[Component data from apps and pages]
--- START ---
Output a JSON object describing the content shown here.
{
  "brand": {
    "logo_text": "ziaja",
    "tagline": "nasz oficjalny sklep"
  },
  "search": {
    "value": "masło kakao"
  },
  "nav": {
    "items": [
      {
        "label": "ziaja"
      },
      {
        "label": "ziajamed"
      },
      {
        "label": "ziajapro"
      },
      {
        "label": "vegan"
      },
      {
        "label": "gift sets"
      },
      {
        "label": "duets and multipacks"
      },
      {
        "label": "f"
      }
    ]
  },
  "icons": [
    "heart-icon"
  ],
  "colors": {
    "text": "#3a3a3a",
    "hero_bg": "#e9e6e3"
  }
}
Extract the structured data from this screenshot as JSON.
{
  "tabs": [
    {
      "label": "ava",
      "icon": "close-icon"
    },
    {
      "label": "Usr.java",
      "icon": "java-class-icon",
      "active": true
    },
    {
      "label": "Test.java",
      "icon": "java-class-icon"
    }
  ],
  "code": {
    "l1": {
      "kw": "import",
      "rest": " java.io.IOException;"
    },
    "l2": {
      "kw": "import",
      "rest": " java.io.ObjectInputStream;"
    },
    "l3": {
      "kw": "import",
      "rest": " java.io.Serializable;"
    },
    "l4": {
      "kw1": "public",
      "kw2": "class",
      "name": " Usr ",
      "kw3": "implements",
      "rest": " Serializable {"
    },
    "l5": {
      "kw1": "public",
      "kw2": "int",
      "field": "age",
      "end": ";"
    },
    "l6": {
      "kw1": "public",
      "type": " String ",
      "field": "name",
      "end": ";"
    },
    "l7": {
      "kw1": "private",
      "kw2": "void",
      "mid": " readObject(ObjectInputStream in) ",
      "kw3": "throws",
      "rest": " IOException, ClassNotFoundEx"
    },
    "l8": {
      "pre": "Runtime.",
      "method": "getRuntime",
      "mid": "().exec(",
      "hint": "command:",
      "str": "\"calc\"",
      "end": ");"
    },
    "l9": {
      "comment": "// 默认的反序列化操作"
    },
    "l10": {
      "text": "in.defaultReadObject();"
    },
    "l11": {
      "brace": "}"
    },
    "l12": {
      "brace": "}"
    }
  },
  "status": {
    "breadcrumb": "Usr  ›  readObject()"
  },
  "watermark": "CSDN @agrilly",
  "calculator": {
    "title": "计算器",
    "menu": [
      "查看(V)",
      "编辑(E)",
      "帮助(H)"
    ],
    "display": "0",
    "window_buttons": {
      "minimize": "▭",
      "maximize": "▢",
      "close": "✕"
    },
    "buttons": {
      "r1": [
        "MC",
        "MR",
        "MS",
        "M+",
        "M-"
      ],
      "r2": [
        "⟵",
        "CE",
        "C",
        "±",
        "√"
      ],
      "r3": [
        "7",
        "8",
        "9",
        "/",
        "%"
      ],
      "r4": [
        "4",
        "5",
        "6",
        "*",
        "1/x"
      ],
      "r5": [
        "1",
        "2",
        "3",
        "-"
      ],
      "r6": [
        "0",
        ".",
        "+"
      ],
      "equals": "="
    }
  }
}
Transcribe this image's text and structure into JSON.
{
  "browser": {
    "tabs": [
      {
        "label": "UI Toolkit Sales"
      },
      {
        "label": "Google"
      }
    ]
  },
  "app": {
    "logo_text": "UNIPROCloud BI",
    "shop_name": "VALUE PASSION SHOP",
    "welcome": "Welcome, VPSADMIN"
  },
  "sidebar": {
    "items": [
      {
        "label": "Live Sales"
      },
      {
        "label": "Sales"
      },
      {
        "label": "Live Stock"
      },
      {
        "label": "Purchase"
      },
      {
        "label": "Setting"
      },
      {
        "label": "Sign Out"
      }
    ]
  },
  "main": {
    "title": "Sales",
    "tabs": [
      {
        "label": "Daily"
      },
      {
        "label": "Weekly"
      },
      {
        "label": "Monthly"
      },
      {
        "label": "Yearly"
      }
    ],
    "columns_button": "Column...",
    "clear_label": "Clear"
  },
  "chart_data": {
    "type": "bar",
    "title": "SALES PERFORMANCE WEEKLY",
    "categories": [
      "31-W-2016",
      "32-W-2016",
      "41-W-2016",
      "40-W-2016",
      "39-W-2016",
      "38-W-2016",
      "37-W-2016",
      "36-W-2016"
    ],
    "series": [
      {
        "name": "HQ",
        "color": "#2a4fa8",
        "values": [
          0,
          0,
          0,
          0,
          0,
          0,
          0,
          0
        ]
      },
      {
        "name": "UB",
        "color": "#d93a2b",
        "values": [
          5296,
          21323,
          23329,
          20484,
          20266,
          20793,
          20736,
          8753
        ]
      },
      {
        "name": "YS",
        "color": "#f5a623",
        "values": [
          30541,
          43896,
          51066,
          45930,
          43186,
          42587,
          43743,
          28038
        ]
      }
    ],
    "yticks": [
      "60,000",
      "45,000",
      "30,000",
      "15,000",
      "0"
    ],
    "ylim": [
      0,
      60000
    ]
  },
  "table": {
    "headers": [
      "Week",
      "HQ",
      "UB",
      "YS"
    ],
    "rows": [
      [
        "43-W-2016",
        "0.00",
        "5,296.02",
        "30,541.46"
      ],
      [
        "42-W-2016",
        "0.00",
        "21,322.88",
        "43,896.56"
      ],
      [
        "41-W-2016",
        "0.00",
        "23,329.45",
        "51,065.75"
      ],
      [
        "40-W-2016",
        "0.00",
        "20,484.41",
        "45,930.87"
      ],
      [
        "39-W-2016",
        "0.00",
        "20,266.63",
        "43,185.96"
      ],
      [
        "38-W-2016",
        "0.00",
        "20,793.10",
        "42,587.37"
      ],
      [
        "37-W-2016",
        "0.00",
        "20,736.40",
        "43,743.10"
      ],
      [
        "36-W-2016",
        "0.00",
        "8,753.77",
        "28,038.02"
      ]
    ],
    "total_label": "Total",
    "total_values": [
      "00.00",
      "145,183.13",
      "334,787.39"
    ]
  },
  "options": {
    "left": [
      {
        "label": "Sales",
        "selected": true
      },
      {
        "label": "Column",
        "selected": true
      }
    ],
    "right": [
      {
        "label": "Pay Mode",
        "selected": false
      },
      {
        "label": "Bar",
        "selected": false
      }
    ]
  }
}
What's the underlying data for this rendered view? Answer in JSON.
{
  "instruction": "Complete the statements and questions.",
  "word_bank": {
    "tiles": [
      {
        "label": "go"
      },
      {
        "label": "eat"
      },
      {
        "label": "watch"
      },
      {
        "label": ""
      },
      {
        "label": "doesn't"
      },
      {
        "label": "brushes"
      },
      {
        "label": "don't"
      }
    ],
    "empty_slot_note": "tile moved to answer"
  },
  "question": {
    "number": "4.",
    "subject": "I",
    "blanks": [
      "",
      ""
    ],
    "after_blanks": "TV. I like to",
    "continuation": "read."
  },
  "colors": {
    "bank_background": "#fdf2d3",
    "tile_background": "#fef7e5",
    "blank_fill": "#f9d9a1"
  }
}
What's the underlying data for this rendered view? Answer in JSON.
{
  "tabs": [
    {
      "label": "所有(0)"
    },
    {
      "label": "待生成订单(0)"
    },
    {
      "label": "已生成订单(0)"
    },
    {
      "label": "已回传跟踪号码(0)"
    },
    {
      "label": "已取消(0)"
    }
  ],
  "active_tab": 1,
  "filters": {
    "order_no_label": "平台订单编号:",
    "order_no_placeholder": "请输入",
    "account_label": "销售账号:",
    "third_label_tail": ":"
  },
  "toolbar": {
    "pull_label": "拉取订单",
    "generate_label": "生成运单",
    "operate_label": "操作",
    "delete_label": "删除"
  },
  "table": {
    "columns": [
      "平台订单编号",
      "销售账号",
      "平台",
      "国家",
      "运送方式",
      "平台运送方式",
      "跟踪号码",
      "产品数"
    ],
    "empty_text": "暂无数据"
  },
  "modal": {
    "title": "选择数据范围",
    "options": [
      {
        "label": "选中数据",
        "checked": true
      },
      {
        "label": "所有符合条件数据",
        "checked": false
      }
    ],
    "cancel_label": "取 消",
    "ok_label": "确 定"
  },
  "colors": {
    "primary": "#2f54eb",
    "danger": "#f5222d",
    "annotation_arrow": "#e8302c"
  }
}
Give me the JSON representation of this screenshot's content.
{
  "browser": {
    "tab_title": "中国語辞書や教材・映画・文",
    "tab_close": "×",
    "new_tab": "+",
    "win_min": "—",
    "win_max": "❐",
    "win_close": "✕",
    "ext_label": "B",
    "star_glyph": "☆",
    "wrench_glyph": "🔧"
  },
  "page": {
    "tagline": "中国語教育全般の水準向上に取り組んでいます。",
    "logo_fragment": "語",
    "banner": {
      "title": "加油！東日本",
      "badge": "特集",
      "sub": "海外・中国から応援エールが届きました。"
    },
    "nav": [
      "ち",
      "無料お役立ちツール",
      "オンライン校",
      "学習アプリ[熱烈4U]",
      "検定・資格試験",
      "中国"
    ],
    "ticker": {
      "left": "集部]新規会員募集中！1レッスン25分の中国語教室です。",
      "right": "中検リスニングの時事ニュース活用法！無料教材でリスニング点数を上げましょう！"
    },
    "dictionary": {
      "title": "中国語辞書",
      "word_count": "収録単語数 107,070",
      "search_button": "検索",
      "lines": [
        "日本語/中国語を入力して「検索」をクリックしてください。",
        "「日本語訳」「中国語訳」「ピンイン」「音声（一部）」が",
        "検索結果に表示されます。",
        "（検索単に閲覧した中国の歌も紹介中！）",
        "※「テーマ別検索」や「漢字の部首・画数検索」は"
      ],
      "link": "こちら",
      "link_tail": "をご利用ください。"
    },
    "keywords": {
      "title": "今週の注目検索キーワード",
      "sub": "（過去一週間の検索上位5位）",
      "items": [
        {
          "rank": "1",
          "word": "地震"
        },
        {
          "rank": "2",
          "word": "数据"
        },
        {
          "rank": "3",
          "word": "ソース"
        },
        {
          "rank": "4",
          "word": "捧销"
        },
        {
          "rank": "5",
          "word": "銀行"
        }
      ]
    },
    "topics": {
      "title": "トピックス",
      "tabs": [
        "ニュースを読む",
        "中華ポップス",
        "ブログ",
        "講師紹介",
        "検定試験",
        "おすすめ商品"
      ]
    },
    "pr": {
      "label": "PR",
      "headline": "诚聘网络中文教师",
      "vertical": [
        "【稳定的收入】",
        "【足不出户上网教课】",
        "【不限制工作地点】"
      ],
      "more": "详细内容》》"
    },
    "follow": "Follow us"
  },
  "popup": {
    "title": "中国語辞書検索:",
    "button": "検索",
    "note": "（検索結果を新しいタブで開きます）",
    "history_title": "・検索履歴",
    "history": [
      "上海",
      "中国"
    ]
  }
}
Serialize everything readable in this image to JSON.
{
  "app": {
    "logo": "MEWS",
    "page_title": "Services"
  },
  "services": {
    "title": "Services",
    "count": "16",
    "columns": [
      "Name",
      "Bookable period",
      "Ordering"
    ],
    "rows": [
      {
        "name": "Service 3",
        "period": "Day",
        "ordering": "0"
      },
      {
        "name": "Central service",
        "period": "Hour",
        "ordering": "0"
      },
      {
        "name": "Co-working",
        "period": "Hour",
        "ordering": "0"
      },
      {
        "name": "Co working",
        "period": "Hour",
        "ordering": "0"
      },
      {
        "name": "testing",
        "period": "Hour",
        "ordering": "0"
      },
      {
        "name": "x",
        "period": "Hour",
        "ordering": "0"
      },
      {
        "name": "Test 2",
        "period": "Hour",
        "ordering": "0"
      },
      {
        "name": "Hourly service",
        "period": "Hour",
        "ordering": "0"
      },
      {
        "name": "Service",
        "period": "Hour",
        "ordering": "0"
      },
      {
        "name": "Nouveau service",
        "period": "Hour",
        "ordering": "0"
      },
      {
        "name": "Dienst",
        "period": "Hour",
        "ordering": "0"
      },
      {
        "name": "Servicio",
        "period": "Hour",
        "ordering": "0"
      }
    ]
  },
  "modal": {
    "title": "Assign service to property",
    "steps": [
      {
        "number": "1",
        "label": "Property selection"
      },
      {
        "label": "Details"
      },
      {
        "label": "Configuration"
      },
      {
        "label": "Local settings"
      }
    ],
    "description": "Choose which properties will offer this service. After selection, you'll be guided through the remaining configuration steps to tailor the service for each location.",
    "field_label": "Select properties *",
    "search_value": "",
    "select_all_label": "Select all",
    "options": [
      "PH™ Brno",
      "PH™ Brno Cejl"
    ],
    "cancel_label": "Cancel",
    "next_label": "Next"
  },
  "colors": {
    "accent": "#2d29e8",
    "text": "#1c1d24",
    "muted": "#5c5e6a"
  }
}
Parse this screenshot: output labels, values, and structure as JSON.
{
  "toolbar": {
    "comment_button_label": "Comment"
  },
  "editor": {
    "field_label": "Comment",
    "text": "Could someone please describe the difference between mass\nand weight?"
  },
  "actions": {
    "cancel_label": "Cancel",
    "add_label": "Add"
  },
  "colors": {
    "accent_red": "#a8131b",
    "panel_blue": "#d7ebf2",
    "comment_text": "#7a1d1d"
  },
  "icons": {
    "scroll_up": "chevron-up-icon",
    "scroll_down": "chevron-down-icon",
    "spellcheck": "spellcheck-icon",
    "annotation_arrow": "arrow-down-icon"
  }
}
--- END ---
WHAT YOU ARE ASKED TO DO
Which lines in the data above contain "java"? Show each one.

EXERCISE RESPONSE
      "label": "Usr.java",
      "icon": "java-class-icon",
      "label": "Test.java",
      "icon": "java-class-icon"
      "rest": " java.io.IOException;"
      "rest": " java.io.ObjectInputStream;"
      "rest": " java.io.Serializable;"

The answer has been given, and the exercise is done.